Kelly Donithan, Humane Society International senior specialist in disaster response, with a fire-affected wallaby on Kangaroo Island. (Photo by Evan Quartermain from the Humane Society International disaster relief team)
A disaster response team has been deployed to South Australia's bushfire-ravaged Kangaroo Island on Monday, to begin a search and rescue mission for thousands of animals caught in the blaze.
As well as rescuing wildlife suffering from burns, injuries, smoke inhalation and other trauma, the team formed by the animal charity Humane Society International, will also build water and food stations to sustain the uninjured animals who managed to survive.
But according to Humane Society International senior specialist in disaster response, Kelly Donithan, conditions on the ground are extremely harrowing.
A kangaroo is pictured lying on its back in the blackened forest. (Photo by Evan Quartermain from the Humane Society International disaster relief team)
"These are some of the toughest scenes I've ever witnessed as an animal rescuer.
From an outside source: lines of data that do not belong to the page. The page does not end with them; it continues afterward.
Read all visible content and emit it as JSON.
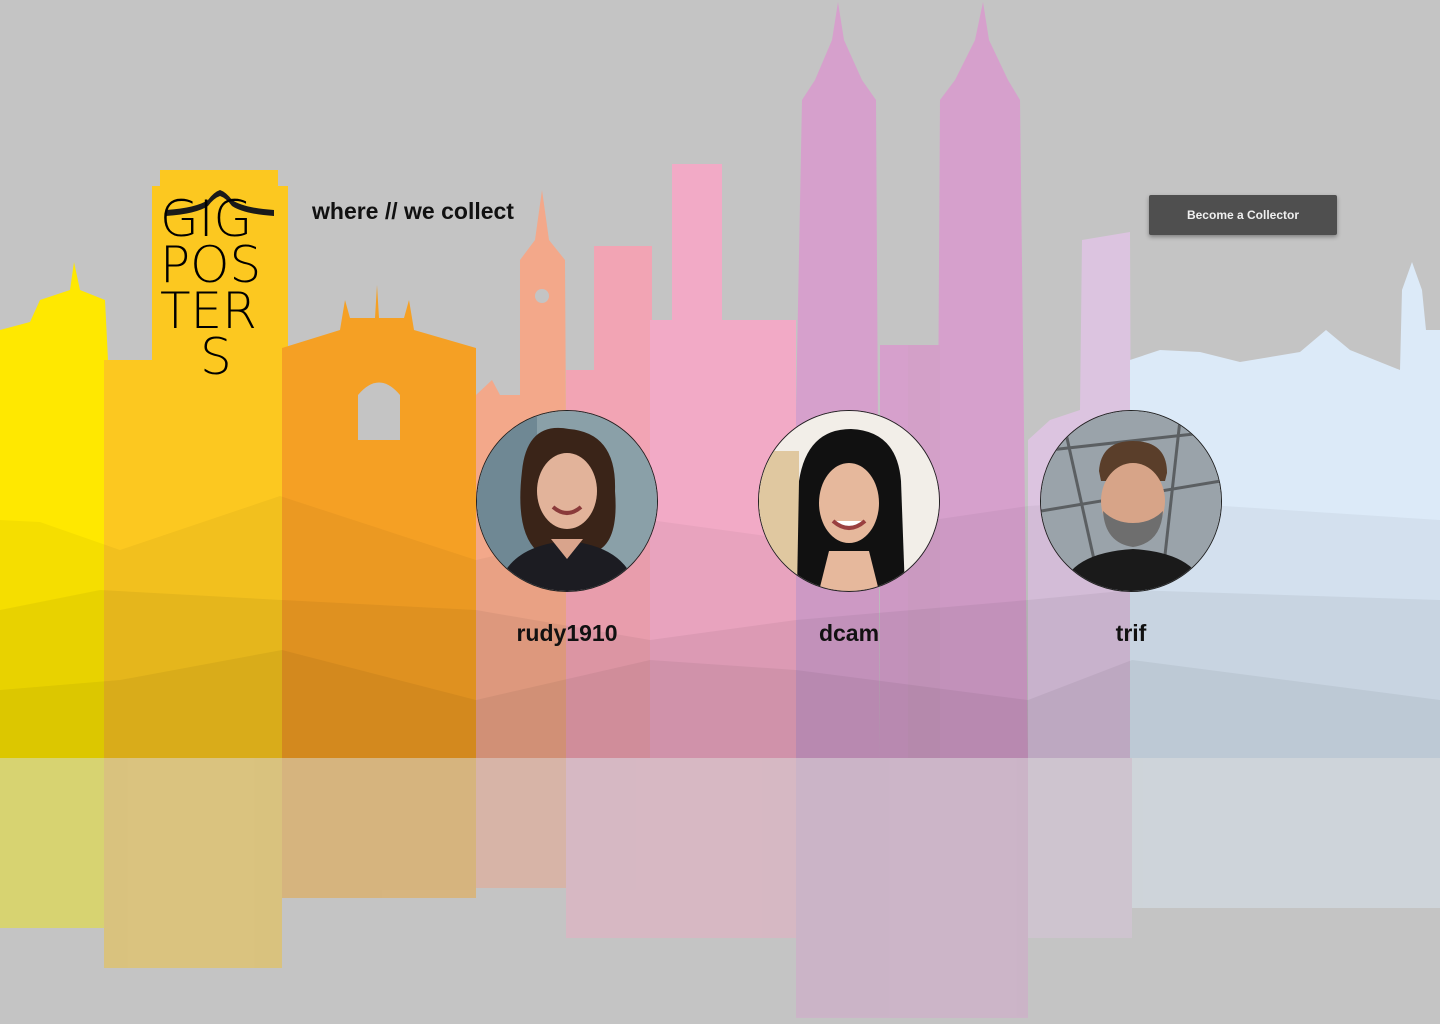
{
  "brand": {
    "logo_rows": [
      "GIG",
      "POS",
      "TER",
      "S"
    ],
    "tagline": "where // we collect"
  },
  "header": {
    "cta_label": "Become a Collector"
  },
  "collectors": [
    {
      "name": "rudy1910"
    },
    {
      "name": "dcam"
    },
    {
      "name": "trif"
    }
  ],
  "colors": {
    "background": "#c4c4c4",
    "logo_yellow": "#fcc820",
    "cta_background": "#4f4f4f",
    "skyline": [
      "#ffe800",
      "#fcc820",
      "#f5a024",
      "#f3a88a",
      "#f2aac6",
      "#d6a2ca",
      "#dcc4e0",
      "#dceaf8"
    ]
  }
}
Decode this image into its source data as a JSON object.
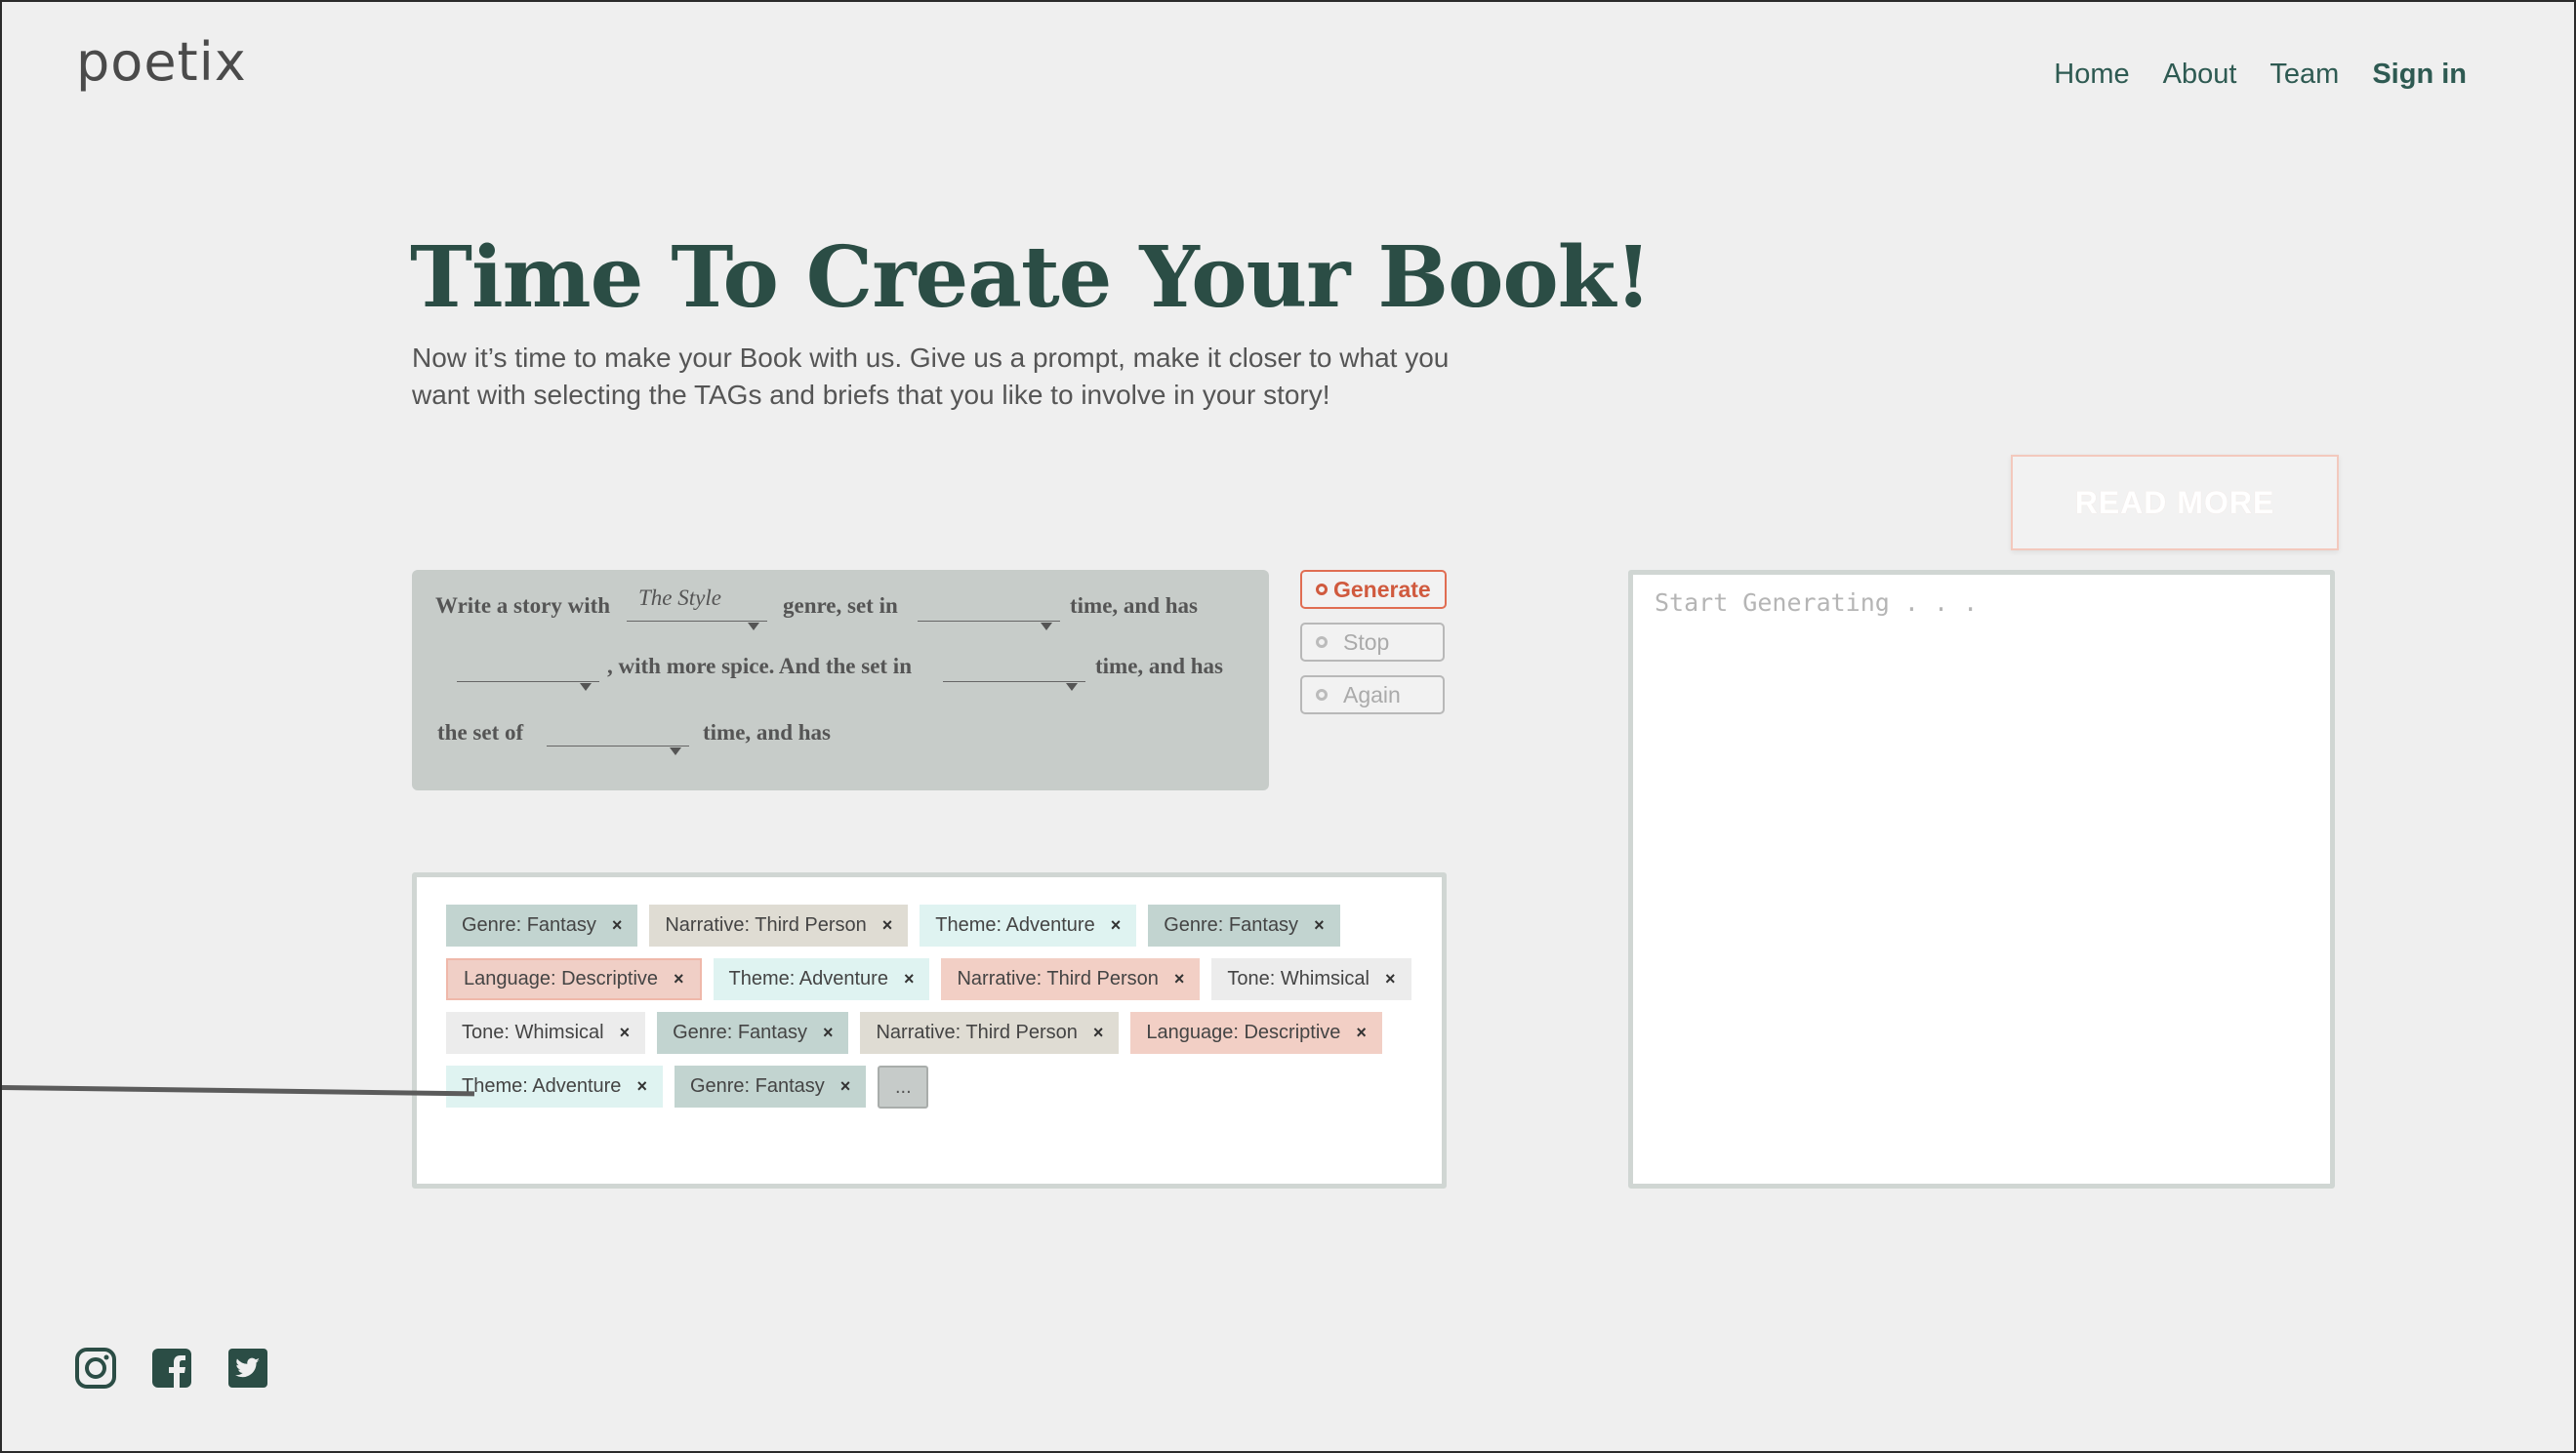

The bodies of charred animals as far as the eye can see," she said.
"However, as we set out each day on search and rescue, we're still finding animals alive, injured, dazed or traumatized, and it's such a relief to be able to give them immediate life-saving assistance."
"We've seen kangaroos with devastating burn injuries and dehydrated koalas gasping for water. Amidst all this death, every time we find an animal alive it feels like a miracle."
This koala is pictured being taken to a wildlife hospital after surviving the devastating bush fires. (Photo by Evan Quartermain from the Humane Society International disaster relief team)
Home to the Flinders Chase National Park and a number of wildlife reserves, before the bushfires began this season there were estimated to be about 50,000 koalas on Kangaroo Island.
But with 215,000 hectares of vegetation or half the island now scorched, experts fear that around 30,000 koalas could have been lost, along with 32,000 livestock.
Despite the grim reality facing rescuers however, Donithan said the team is determined to help any animals that may still be alive.
Humane Society International's disaster relief team rescues animals affected by Australia's wildfires. (Photo by Evan Quartermain from the Humane Society International disaster relief team)
"Obviously, the goal is to keep animals in the wild as much as possible," she said.
"Unfortunately, the landscapes are so decimated that for many this hasn't been an option because there is nothing left for them to eat or drink, so they need to be taken in for care."
"The local sanctuaries here are working around the clock, so we're bringing in every animal we find in need of veterinary care and then heading straight back out to save more."